[15:10] And in this case, it’s actually would have been easier even though it is a proximal type of amputation to have done a Chopart amputation in this patient. You can see this on reattaching the tendon here, flapping over the skin, the drain, and the patient actually ended up doing well now that he has a functional stump that allows him to transfer and ambulate with a filler. And when we talk about limb-salvage in all these patients, it’s almost like a marriage. And if you think about it, the minute that we actually take these wounds and we start debriding, it’s almost like a courtship. And then by the time we actually perform surgeries on these patients, that’s when we seal the deal, you know, you’re now married to your patient. And a lot of times, this marriage has this bad connotation to it. However, it’s important to remember that if you’re passionate about it, having mutual respect with the patient, having good communication with the patient, it’s all going to be helpful and it can lead to a successful marriage. Yes, things will go wrong on you.

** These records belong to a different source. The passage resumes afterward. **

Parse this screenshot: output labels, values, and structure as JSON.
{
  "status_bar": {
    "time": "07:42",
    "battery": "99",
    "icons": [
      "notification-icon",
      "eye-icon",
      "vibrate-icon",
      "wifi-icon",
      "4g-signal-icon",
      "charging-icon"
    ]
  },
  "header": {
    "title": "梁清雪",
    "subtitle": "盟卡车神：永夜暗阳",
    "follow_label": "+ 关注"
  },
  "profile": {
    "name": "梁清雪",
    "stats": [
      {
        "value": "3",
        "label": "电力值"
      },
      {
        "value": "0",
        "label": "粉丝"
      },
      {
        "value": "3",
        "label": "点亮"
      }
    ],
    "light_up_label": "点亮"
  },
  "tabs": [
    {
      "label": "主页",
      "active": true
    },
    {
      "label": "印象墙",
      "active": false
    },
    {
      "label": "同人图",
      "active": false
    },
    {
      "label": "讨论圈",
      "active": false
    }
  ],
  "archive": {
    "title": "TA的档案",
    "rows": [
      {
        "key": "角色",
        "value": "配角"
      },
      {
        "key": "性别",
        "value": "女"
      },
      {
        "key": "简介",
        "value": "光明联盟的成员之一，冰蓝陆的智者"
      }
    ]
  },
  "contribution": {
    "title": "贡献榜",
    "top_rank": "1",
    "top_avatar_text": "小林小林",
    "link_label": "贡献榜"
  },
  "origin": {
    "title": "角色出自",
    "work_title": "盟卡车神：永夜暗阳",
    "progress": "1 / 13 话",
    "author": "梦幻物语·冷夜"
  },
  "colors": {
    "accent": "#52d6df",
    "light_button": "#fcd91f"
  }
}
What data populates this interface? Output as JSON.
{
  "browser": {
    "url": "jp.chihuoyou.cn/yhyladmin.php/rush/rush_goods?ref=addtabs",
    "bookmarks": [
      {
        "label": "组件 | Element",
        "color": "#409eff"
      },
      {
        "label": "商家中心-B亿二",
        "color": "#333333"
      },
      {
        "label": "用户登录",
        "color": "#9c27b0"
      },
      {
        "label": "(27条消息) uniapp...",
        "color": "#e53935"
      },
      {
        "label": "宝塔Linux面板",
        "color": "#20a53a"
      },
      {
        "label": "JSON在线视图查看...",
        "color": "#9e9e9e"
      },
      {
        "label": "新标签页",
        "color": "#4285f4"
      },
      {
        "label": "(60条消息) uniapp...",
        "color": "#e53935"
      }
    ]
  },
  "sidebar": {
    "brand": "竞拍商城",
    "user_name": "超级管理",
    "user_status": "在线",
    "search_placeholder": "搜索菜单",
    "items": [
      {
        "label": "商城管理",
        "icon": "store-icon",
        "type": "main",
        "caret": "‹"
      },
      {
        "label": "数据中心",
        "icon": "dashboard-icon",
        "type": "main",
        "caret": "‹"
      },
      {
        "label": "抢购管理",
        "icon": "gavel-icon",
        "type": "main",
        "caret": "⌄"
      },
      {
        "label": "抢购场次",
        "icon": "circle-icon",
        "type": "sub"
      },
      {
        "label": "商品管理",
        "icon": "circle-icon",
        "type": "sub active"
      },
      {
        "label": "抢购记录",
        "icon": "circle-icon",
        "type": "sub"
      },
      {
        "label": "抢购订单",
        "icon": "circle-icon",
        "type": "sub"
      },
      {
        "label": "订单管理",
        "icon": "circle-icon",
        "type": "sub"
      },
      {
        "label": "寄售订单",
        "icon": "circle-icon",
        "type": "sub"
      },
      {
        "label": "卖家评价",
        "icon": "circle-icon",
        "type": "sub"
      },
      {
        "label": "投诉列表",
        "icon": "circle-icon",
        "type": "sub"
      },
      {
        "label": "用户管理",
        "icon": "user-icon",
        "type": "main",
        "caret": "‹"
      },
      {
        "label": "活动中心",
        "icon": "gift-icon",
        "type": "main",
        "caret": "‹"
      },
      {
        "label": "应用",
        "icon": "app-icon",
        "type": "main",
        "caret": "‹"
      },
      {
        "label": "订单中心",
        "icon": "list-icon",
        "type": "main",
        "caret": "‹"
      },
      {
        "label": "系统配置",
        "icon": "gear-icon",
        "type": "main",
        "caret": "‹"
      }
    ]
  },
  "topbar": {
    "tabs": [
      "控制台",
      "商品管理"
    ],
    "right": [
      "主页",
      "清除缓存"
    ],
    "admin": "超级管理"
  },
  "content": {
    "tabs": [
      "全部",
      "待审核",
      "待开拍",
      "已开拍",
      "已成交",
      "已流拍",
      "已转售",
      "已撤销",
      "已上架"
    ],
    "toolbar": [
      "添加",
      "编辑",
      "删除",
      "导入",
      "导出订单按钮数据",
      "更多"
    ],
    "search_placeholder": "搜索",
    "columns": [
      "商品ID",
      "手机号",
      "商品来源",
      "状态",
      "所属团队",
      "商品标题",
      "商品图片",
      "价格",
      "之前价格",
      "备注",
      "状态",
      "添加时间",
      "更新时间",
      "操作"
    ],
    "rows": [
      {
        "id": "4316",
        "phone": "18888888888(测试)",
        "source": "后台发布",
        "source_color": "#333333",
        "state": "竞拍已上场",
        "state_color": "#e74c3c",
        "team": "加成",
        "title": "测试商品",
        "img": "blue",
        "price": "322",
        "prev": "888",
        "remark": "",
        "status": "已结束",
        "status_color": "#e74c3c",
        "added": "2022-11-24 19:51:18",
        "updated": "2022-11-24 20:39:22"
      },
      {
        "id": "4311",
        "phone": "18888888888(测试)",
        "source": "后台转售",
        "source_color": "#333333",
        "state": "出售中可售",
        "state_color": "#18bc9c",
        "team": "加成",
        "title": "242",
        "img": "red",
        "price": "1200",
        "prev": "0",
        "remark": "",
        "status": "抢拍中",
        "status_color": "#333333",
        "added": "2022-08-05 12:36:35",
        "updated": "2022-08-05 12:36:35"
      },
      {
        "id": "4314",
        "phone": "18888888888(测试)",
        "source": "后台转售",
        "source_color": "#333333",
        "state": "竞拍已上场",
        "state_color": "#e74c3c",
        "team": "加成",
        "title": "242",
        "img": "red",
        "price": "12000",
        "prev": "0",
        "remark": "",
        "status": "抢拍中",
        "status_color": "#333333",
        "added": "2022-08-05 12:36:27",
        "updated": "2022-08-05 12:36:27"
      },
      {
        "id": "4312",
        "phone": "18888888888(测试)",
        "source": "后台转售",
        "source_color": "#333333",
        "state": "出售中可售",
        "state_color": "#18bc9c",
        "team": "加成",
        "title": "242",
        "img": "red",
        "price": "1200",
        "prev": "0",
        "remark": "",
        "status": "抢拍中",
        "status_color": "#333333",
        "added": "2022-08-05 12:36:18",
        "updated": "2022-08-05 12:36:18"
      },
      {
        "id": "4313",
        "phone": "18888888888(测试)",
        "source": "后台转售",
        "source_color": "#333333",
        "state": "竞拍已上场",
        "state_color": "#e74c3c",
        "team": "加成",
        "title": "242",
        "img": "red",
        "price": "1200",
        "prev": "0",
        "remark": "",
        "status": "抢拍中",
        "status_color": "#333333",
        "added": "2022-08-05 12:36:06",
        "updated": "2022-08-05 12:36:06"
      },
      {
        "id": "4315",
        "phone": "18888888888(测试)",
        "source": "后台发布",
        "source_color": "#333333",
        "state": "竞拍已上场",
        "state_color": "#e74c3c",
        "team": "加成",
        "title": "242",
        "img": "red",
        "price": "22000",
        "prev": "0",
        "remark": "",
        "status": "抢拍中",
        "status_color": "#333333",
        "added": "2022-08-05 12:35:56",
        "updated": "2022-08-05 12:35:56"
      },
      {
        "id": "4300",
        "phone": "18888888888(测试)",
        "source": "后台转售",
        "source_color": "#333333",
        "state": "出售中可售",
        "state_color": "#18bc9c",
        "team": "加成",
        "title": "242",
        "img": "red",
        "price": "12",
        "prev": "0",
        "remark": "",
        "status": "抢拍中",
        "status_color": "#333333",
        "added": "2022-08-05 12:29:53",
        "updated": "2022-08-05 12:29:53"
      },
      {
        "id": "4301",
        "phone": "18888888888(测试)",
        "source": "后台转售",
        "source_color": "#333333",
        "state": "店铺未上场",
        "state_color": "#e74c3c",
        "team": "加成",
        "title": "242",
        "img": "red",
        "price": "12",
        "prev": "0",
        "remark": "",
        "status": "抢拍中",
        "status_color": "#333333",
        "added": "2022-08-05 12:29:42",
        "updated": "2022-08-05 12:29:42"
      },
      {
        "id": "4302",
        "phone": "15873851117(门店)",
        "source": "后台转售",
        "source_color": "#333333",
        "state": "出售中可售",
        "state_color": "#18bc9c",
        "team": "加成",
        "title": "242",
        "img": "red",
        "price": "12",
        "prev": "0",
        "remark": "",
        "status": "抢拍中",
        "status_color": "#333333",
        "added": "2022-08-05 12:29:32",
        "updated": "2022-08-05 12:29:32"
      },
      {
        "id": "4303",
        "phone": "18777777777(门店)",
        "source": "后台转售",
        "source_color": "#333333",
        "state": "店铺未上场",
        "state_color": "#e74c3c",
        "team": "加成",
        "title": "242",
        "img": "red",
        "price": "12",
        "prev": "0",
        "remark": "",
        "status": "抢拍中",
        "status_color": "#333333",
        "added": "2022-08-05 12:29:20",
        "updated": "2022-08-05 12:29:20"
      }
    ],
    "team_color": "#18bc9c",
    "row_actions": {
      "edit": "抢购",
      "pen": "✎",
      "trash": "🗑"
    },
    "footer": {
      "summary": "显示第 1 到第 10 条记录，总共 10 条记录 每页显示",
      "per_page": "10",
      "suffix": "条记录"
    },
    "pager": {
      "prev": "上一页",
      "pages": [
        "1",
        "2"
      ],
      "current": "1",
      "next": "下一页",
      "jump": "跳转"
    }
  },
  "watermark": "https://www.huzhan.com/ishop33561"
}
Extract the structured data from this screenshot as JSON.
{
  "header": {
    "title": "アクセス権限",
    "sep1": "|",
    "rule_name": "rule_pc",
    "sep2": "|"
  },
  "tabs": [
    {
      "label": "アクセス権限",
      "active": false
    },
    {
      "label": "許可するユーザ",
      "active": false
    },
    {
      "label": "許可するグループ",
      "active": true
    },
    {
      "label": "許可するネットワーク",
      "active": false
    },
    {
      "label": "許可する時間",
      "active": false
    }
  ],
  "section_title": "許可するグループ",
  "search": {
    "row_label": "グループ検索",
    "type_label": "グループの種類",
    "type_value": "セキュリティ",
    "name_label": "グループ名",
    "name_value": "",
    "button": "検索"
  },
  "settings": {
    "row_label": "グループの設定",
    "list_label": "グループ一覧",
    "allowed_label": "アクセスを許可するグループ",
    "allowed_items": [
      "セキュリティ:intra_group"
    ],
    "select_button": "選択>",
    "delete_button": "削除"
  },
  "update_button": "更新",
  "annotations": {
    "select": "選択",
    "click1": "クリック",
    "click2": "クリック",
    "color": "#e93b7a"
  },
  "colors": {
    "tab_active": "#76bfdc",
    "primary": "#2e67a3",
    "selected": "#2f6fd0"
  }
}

However, with mutual understanding, mutual good communication, we can actually help the patient and walk through this together to help with our quest for limb-salvage. Thank you.